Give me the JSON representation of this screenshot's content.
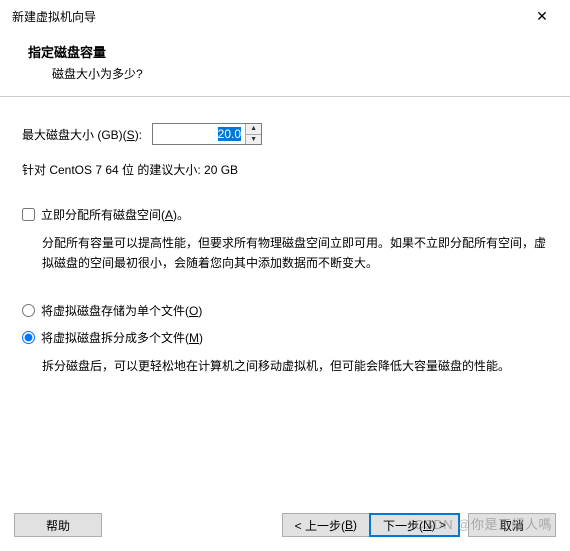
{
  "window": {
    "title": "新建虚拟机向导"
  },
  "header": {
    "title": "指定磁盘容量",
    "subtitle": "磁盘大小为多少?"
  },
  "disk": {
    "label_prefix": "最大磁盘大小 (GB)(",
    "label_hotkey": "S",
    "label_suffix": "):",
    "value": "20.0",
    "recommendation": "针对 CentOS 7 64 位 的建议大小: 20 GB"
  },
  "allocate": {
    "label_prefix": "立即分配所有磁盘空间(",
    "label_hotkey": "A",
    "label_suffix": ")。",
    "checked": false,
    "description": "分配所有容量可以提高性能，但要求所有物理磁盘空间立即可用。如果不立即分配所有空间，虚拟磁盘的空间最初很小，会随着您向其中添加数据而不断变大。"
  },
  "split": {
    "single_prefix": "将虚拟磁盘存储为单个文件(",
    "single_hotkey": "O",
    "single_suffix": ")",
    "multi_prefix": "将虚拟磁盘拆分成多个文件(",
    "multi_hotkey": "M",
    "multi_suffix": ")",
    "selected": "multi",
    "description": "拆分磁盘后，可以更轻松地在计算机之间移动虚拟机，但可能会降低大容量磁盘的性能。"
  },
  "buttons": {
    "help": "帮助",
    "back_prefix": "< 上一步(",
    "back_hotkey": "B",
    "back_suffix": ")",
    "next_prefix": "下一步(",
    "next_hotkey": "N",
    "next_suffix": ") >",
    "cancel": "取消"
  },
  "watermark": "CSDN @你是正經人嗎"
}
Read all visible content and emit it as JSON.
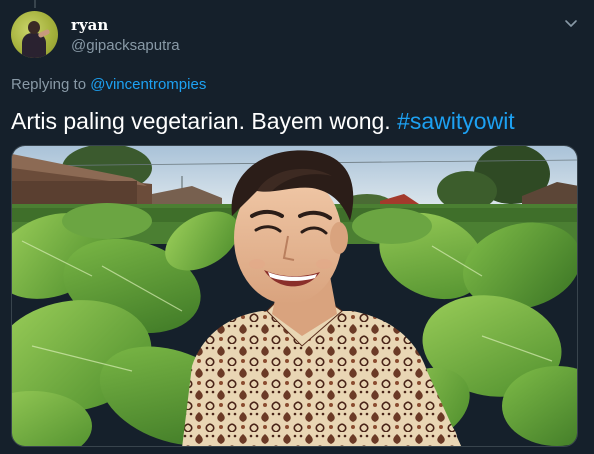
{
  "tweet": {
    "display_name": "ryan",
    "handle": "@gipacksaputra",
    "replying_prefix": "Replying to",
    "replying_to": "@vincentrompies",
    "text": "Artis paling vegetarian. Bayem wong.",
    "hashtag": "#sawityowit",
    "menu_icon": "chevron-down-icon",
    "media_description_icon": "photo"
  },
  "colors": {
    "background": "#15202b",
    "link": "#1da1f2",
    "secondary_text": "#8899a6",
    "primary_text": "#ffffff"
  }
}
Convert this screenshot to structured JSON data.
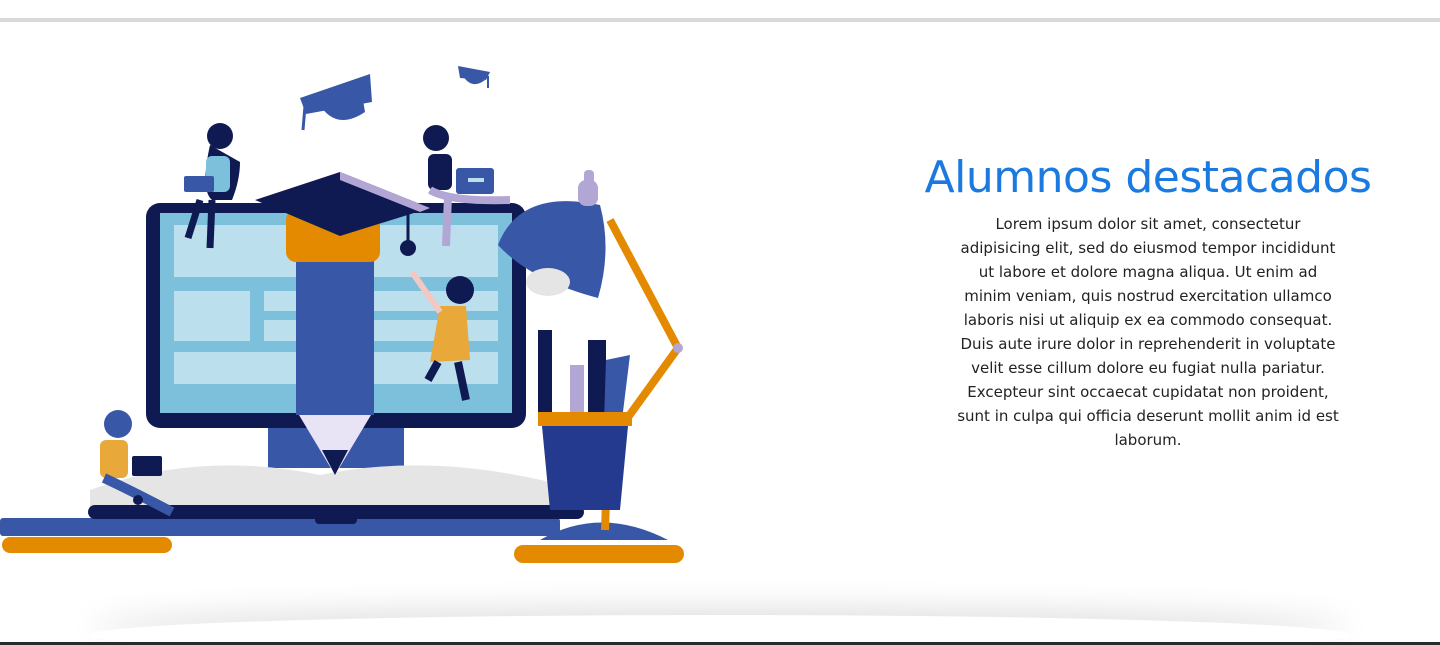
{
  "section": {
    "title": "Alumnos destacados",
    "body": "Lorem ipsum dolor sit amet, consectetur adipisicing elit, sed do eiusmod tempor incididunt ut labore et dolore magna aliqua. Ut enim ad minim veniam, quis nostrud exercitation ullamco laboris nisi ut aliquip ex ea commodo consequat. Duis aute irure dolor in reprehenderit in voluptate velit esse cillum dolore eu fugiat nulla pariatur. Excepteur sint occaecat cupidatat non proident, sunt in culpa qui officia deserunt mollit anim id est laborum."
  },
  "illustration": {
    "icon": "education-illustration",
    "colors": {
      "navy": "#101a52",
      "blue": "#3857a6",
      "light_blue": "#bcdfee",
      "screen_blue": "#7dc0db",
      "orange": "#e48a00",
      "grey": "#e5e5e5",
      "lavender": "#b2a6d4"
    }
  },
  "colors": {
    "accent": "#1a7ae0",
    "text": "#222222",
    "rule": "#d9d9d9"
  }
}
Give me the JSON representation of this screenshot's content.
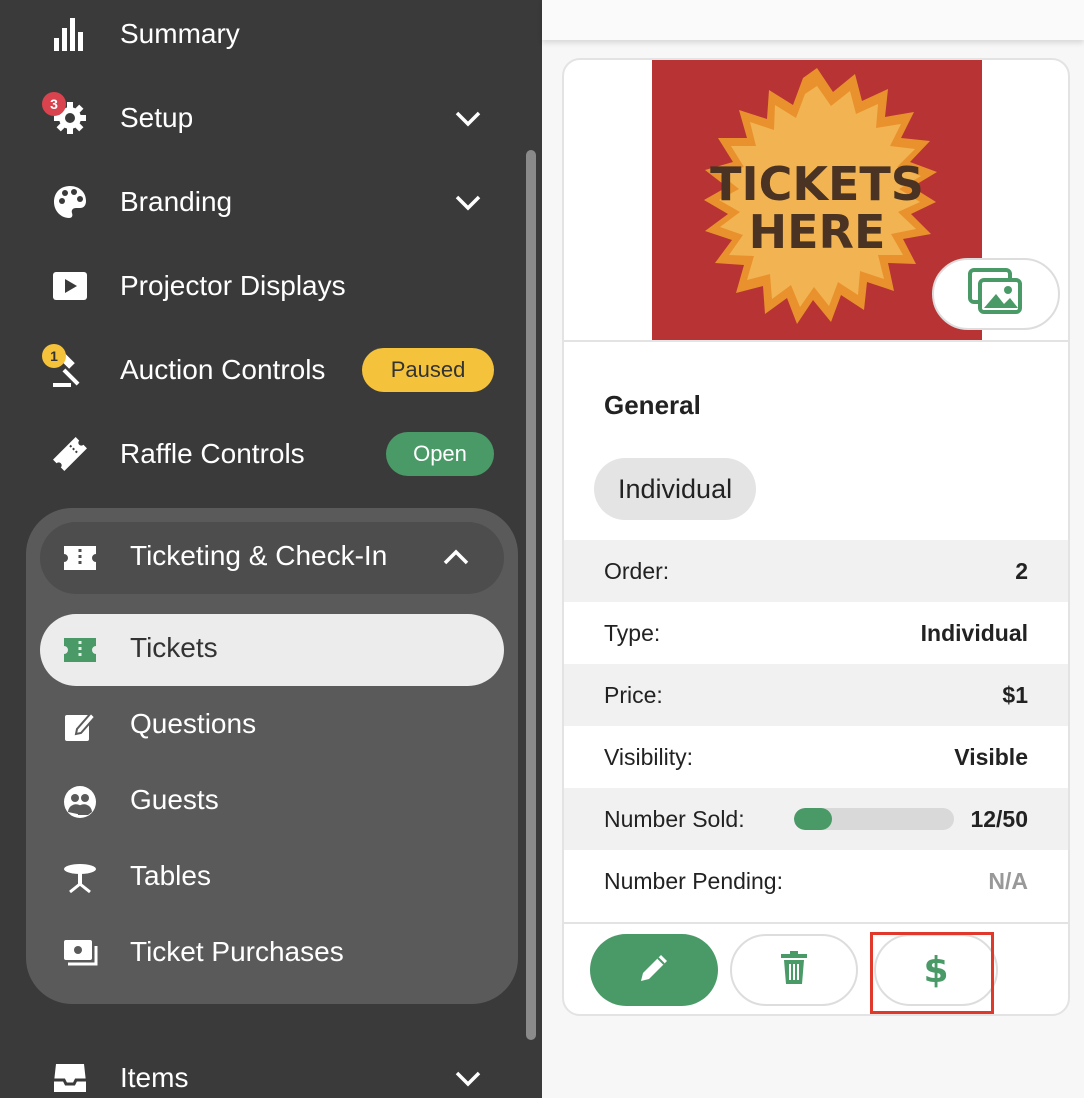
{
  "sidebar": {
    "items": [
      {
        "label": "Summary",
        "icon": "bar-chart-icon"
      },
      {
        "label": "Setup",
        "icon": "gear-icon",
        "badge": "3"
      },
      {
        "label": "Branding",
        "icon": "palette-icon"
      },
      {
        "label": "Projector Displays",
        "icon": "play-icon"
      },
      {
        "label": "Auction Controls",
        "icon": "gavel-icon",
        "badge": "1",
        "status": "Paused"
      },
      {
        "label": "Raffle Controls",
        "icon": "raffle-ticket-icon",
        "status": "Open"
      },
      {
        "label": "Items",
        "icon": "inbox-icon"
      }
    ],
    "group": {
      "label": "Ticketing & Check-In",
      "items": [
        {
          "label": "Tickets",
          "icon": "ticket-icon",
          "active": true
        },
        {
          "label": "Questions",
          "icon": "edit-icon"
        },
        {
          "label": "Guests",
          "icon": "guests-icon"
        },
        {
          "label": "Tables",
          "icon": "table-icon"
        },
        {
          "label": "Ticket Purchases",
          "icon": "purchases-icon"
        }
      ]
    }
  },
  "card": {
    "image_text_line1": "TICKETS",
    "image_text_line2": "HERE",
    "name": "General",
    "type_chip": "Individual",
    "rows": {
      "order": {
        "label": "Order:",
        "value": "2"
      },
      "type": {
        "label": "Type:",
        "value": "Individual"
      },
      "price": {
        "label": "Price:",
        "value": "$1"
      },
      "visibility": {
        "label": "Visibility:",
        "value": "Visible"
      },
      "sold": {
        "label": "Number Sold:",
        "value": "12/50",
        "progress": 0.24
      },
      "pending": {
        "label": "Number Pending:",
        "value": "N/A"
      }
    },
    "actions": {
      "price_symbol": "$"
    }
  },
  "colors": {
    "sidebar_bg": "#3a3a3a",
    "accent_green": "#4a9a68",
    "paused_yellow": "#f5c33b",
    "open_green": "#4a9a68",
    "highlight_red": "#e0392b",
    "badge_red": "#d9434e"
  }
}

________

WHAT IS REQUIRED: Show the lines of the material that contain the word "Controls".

FINAL ANSWER:
        "label": "Auction Controls",
        "label": "Raffle Controls",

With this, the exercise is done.